(GIVEN RECORDS)
□ □ □ □
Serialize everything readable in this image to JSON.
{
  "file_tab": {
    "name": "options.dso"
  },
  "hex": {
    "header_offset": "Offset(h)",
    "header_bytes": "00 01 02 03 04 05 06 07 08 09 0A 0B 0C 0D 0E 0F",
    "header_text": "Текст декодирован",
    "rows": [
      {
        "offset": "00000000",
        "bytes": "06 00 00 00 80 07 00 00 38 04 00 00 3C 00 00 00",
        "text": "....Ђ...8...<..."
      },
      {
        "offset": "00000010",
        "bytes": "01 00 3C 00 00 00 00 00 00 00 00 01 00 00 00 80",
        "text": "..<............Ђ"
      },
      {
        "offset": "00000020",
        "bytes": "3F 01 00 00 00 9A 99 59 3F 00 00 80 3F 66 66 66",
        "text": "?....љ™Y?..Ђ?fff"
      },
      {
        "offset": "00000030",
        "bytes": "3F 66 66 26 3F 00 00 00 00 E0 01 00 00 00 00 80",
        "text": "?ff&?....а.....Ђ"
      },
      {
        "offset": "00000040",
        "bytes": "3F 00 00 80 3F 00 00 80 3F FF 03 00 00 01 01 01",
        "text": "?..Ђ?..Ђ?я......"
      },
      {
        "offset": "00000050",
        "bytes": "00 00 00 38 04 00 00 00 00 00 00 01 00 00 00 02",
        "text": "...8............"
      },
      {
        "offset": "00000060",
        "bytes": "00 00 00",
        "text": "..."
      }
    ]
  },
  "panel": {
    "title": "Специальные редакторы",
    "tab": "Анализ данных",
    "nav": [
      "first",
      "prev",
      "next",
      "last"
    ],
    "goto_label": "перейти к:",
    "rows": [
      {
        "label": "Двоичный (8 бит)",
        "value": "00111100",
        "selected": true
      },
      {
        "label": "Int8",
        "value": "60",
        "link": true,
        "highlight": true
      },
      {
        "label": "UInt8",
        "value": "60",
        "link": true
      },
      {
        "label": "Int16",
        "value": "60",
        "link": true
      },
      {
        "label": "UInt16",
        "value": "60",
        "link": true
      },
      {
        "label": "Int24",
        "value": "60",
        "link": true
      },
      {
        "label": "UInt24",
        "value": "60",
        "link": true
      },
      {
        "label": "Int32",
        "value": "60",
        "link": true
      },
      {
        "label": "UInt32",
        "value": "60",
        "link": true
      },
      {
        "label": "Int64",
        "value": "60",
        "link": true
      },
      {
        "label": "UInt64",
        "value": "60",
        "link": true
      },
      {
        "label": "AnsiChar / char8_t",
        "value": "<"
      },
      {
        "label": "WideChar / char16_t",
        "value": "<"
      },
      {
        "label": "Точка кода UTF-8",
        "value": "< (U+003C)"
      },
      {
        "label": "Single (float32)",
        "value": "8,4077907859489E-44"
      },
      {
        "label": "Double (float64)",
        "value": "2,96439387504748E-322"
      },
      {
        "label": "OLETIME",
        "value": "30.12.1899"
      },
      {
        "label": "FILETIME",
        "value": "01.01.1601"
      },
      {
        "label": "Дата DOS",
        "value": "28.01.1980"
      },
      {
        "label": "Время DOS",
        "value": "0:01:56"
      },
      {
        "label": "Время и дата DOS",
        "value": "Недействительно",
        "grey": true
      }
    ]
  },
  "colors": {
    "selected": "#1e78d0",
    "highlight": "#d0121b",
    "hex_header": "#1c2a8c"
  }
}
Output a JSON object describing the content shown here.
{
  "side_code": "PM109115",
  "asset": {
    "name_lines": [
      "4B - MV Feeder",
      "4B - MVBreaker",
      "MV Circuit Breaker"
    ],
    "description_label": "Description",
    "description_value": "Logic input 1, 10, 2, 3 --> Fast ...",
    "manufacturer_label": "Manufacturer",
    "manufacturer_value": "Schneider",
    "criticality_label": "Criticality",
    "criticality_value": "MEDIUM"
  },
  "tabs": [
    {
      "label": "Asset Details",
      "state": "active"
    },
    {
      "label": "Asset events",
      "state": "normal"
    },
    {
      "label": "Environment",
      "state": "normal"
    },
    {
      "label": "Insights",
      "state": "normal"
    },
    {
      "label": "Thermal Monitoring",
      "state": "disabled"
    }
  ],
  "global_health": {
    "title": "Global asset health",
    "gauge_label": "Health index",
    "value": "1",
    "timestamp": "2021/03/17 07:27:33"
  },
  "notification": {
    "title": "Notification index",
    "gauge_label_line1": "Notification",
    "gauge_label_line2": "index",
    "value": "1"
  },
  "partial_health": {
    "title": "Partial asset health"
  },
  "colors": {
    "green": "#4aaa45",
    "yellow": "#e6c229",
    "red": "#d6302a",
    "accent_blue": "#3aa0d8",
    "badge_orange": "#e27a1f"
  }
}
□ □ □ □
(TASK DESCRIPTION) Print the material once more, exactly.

(OUTPUT OF THE TASK)
Serialize everything readable in this image to JSON.
{
  "file_tab": {
    "name": "options.dso"
  },
  "hex": {
    "header_offset": "Offset(h)",
    "header_bytes": "00 01 02 03 04 05 06 07 08 09 0A 0B 0C 0D 0E 0F",
    "header_text": "Текст декодирован",
    "rows": [
      {
        "offset": "00000000",
        "bytes": "06 00 00 00 80 07 00 00 38 04 00 00 3C 00 00 00",
        "text": "....Ђ...8...<..."
      },
      {
        "offset": "00000010",
        "bytes": "01 00 3C 00 00 00 00 00 00 00 00 01 00 00 00 80",
        "text": "..<............Ђ"
      },
      {
        "offset": "00000020",
        "bytes": "3F 01 00 00 00 9A 99 59 3F 00 00 80 3F 66 66 66",
        "text": "?....љ™Y?..Ђ?fff"
      },
      {
        "offset": "00000030",
        "bytes": "3F 66 66 26 3F 00 00 00 00 E0 01 00 00 00 00 80",
        "text": "?ff&?....а.....Ђ"
      },
      {
        "offset": "00000040",
        "bytes": "3F 00 00 80 3F 00 00 80 3F FF 03 00 00 01 01 01",
        "text": "?..Ђ?..Ђ?я......"
      },
      {
        "offset": "00000050",
        "bytes": "00 00 00 38 04 00 00 00 00 00 00 01 00 00 00 02",
        "text": "...8............"
      },
      {
        "offset": "00000060",
        "bytes": "00 00 00",
        "text": "..."
      }
    ]
  },
  "panel": {
    "title": "Специальные редакторы",
    "tab": "Анализ данных",
    "nav": [
      "first",
      "prev",
      "next",
      "last"
    ],
    "goto_label": "перейти к:",
    "rows": [
      {
        "label": "Двоичный (8 бит)",
        "value": "00111100",
        "selected": true
      },
      {
        "label": "Int8",
        "value": "60",
        "link": true,
        "highlight": true
      },
      {
        "label": "UInt8",
        "value": "60",
        "link": true
      },
      {
        "label": "Int16",
        "value": "60",
        "link": true
      },
      {
        "label": "UInt16",
        "value": "60",
        "link": true
      },
      {
        "label": "Int24",
        "value": "60",
        "link": true
      },
      {
        "label": "UInt24",
        "value": "60",
        "link": true
      },
      {
        "label": "Int32",
        "value": "60",
        "link": true
      },
      {
        "label": "UInt32",
        "value": "60",
        "link": true
      },
      {
        "label": "Int64",
        "value": "60",
        "link": true
      },
      {
        "label": "UInt64",
        "value": "60",
        "link": true
      },
      {
        "label": "AnsiChar / char8_t",
        "value": "<"
      },
      {
        "label": "WideChar / char16_t",
        "value": "<"
      },
      {
        "label": "Точка кода UTF-8",
        "value": "< (U+003C)"
      },
      {
        "label": "Single (float32)",
        "value": "8,4077907859489E-44"
      },
      {
        "label": "Double (float64)",
        "value": "2,96439387504748E-322"
      },
      {
        "label": "OLETIME",
        "value": "30.12.1899"
      },
      {
        "label": "FILETIME",
        "value": "01.01.1601"
      },
      {
        "label": "Дата DOS",
        "value": "28.01.1980"
      },
      {
        "label": "Время DOS",
        "value": "0:01:56"
      },
      {
        "label": "Время и дата DOS",
        "value": "Недействительно",
        "grey": true
      }
    ]
  },
  "colors": {
    "selected": "#1e78d0",
    "highlight": "#d0121b",
    "hex_header": "#1c2a8c"
  }
}
Output a JSON object describing the content shown here.
{
  "side_code": "PM109115",
  "asset": {
    "name_lines": [
      "4B - MV Feeder",
      "4B - MVBreaker",
      "MV Circuit Breaker"
    ],
    "description_label": "Description",
    "description_value": "Logic input 1, 10, 2, 3 --> Fast ...",
    "manufacturer_label": "Manufacturer",
    "manufacturer_value": "Schneider",
    "criticality_label": "Criticality",
    "criticality_value": "MEDIUM"
  },
  "tabs": [
    {
      "label": "Asset Details",
      "state": "active"
    },
    {
      "label": "Asset events",
      "state": "normal"
    },
    {
      "label": "Environment",
      "state": "normal"
    },
    {
      "label": "Insights",
      "state": "normal"
    },
    {
      "label": "Thermal Monitoring",
      "state": "disabled"
    }
  ],
  "global_health": {
    "title": "Global asset health",
    "gauge_label": "Health index",
    "value": "1",
    "timestamp": "2021/03/17 07:27:33"
  },
  "notification": {
    "title": "Notification index",
    "gauge_label_line1": "Notification",
    "gauge_label_line2": "index",
    "value": "1"
  },
  "partial_health": {
    "title": "Partial asset health"
  },
  "colors": {
    "green": "#4aaa45",
    "yellow": "#e6c229",
    "red": "#d6302a",
    "accent_blue": "#3aa0d8",
    "badge_orange": "#e27a1f"
  }
}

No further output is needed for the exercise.